◆ Assignment ◆
Everything in the listing should be restated word for word.

◆ Excerpted records ◆
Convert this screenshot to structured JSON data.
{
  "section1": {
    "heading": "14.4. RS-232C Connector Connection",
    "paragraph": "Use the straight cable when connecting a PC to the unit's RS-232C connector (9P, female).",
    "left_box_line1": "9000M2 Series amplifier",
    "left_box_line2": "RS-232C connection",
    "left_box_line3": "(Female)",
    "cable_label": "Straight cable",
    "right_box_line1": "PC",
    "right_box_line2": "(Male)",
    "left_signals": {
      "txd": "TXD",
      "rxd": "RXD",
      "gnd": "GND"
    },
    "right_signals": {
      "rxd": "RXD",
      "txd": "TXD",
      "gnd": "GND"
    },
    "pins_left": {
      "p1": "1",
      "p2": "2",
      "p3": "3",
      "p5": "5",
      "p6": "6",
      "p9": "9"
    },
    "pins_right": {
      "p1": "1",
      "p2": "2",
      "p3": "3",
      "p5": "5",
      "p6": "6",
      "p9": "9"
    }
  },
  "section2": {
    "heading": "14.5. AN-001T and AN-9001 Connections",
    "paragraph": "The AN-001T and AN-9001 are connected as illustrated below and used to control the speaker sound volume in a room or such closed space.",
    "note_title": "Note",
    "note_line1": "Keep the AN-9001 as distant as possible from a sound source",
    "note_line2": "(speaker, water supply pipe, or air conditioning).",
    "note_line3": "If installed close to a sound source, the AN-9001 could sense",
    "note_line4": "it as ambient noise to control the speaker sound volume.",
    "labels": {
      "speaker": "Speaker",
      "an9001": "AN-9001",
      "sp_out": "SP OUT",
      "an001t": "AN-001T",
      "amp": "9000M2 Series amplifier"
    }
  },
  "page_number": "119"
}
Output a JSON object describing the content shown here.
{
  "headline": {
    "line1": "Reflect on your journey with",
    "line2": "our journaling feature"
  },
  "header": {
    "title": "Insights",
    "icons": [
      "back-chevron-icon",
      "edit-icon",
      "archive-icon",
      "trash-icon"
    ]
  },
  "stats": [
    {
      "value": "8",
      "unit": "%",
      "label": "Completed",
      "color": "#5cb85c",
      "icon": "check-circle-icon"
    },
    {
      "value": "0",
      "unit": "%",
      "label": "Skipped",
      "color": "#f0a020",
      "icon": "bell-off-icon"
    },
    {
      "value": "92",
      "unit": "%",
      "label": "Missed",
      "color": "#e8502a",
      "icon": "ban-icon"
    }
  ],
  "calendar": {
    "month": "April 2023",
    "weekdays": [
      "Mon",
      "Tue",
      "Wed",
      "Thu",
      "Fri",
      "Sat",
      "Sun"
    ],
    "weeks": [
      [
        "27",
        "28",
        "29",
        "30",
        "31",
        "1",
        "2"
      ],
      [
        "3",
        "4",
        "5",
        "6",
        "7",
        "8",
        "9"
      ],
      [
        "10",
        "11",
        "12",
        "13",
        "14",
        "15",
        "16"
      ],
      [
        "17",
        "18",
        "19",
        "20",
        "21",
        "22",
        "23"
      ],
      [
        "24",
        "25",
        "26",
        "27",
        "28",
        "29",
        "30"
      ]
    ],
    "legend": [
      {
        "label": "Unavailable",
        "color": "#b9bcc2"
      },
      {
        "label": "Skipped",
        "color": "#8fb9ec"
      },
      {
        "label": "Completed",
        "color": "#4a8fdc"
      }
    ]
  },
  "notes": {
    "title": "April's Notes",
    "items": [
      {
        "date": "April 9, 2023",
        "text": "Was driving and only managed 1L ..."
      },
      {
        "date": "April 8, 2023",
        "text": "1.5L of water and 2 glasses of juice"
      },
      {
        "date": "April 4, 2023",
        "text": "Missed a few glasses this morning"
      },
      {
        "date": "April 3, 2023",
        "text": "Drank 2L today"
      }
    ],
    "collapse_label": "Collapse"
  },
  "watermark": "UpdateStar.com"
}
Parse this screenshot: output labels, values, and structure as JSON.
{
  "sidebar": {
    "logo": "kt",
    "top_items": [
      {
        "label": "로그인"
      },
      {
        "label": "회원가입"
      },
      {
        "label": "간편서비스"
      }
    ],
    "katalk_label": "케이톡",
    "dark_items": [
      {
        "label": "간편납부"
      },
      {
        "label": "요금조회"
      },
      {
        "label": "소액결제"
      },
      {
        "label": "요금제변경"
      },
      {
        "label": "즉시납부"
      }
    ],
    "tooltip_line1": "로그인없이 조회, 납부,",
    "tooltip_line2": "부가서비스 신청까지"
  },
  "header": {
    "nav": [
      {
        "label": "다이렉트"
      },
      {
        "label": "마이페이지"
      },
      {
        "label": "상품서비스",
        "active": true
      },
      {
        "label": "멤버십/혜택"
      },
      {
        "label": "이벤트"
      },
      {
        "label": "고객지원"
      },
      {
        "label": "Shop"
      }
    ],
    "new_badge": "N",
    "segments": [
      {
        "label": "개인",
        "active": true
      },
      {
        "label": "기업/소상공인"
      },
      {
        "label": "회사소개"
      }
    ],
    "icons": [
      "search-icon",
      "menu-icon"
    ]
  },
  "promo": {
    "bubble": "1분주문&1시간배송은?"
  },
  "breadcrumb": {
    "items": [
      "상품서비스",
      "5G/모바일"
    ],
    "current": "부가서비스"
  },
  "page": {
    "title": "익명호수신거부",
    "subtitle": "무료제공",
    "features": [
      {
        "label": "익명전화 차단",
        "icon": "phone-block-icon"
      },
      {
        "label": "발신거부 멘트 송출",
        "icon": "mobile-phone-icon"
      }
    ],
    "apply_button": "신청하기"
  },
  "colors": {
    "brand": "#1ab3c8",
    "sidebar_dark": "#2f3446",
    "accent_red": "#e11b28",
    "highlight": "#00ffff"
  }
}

◆ Reply ◆
Convert this screenshot to structured JSON data.
{
  "section1": {
    "heading": "14.4. RS-232C Connector Connection",
    "paragraph": "Use the straight cable when connecting a PC to the unit's RS-232C connector (9P, female).",
    "left_box_line1": "9000M2 Series amplifier",
    "left_box_line2": "RS-232C connection",
    "left_box_line3": "(Female)",
    "cable_label": "Straight cable",
    "right_box_line1": "PC",
    "right_box_line2": "(Male)",
    "left_signals": {
      "txd": "TXD",
      "rxd": "RXD",
      "gnd": "GND"
    },
    "right_signals": {
      "rxd": "RXD",
      "txd": "TXD",
      "gnd": "GND"
    },
    "pins_left": {
      "p1": "1",
      "p2": "2",
      "p3": "3",
      "p5": "5",
      "p6": "6",
      "p9": "9"
    },
    "pins_right": {
      "p1": "1",
      "p2": "2",
      "p3": "3",
      "p5": "5",
      "p6": "6",
      "p9": "9"
    }
  },
  "section2": {
    "heading": "14.5. AN-001T and AN-9001 Connections",
    "paragraph": "The AN-001T and AN-9001 are connected as illustrated below and used to control the speaker sound volume in a room or such closed space.",
    "note_title": "Note",
    "note_line1": "Keep the AN-9001 as distant as possible from a sound source",
    "note_line2": "(speaker, water supply pipe, or air conditioning).",
    "note_line3": "If installed close to a sound source, the AN-9001 could sense",
    "note_line4": "it as ambient noise to control the speaker sound volume.",
    "labels": {
      "speaker": "Speaker",
      "an9001": "AN-9001",
      "sp_out": "SP OUT",
      "an001t": "AN-001T",
      "amp": "9000M2 Series amplifier"
    }
  },
  "page_number": "119"
}
Output a JSON object describing the content shown here.
{
  "headline": {
    "line1": "Reflect on your journey with",
    "line2": "our journaling feature"
  },
  "header": {
    "title": "Insights",
    "icons": [
      "back-chevron-icon",
      "edit-icon",
      "archive-icon",
      "trash-icon"
    ]
  },
  "stats": [
    {
      "value": "8",
      "unit": "%",
      "label": "Completed",
      "color": "#5cb85c",
      "icon": "check-circle-icon"
    },
    {
      "value": "0",
      "unit": "%",
      "label": "Skipped",
      "color": "#f0a020",
      "icon": "bell-off-icon"
    },
    {
      "value": "92",
      "unit": "%",
      "label": "Missed",
      "color": "#e8502a",
      "icon": "ban-icon"
    }
  ],
  "calendar": {
    "month": "April 2023",
    "weekdays": [
      "Mon",
      "Tue",
      "Wed",
      "Thu",
      "Fri",
      "Sat",
      "Sun"
    ],
    "weeks": [
      [
        "27",
        "28",
        "29",
        "30",
        "31",
        "1",
        "2"
      ],
      [
        "3",
        "4",
        "5",
        "6",
        "7",
        "8",
        "9"
      ],
      [
        "10",
        "11",
        "12",
        "13",
        "14",
        "15",
        "16"
      ],
      [
        "17",
        "18",
        "19",
        "20",
        "21",
        "22",
        "23"
      ],
      [
        "24",
        "25",
        "26",
        "27",
        "28",
        "29",
        "30"
      ]
    ],
    "legend": [
      {
        "label": "Unavailable",
        "color": "#b9bcc2"
      },
      {
        "label": "Skipped",
        "color": "#8fb9ec"
      },
      {
        "label": "Completed",
        "color": "#4a8fdc"
      }
    ]
  },
  "notes": {
    "title": "April's Notes",
    "items": [
      {
        "date": "April 9, 2023",
        "text": "Was driving and only managed 1L ..."
      },
      {
        "date": "April 8, 2023",
        "text": "1.5L of water and 2 glasses of juice"
      },
      {
        "date": "April 4, 2023",
        "text": "Missed a few glasses this morning"
      },
      {
        "date": "April 3, 2023",
        "text": "Drank 2L today"
      }
    ],
    "collapse_label": "Collapse"
  },
  "watermark": "UpdateStar.com"
}
Parse this screenshot: output labels, values, and structure as JSON.
{
  "sidebar": {
    "logo": "kt",
    "top_items": [
      {
        "label": "로그인"
      },
      {
        "label": "회원가입"
      },
      {
        "label": "간편서비스"
      }
    ],
    "katalk_label": "케이톡",
    "dark_items": [
      {
        "label": "간편납부"
      },
      {
        "label": "요금조회"
      },
      {
        "label": "소액결제"
      },
      {
        "label": "요금제변경"
      },
      {
        "label": "즉시납부"
      }
    ],
    "tooltip_line1": "로그인없이 조회, 납부,",
    "tooltip_line2": "부가서비스 신청까지"
  },
  "header": {
    "nav": [
      {
        "label": "다이렉트"
      },
      {
        "label": "마이페이지"
      },
      {
        "label": "상품서비스",
        "active": true
      },
      {
        "label": "멤버십/혜택"
      },
      {
        "label": "이벤트"
      },
      {
        "label": "고객지원"
      },
      {
        "label": "Shop"
      }
    ],
    "new_badge": "N",
    "segments": [
      {
        "label": "개인",
        "active": true
      },
      {
        "label": "기업/소상공인"
      },
      {
        "label": "회사소개"
      }
    ],
    "icons": [
      "search-icon",
      "menu-icon"
    ]
  },
  "promo": {
    "bubble": "1분주문&1시간배송은?"
  },
  "breadcrumb": {
    "items": [
      "상품서비스",
      "5G/모바일"
    ],
    "current": "부가서비스"
  },
  "page": {
    "title": "익명호수신거부",
    "subtitle": "무료제공",
    "features": [
      {
        "label": "익명전화 차단",
        "icon": "phone-block-icon"
      },
      {
        "label": "발신거부 멘트 송출",
        "icon": "mobile-phone-icon"
      }
    ],
    "apply_button": "신청하기"
  },
  "colors": {
    "brand": "#1ab3c8",
    "sidebar_dark": "#2f3446",
    "accent_red": "#e11b28",
    "highlight": "#00ffff"
  }
}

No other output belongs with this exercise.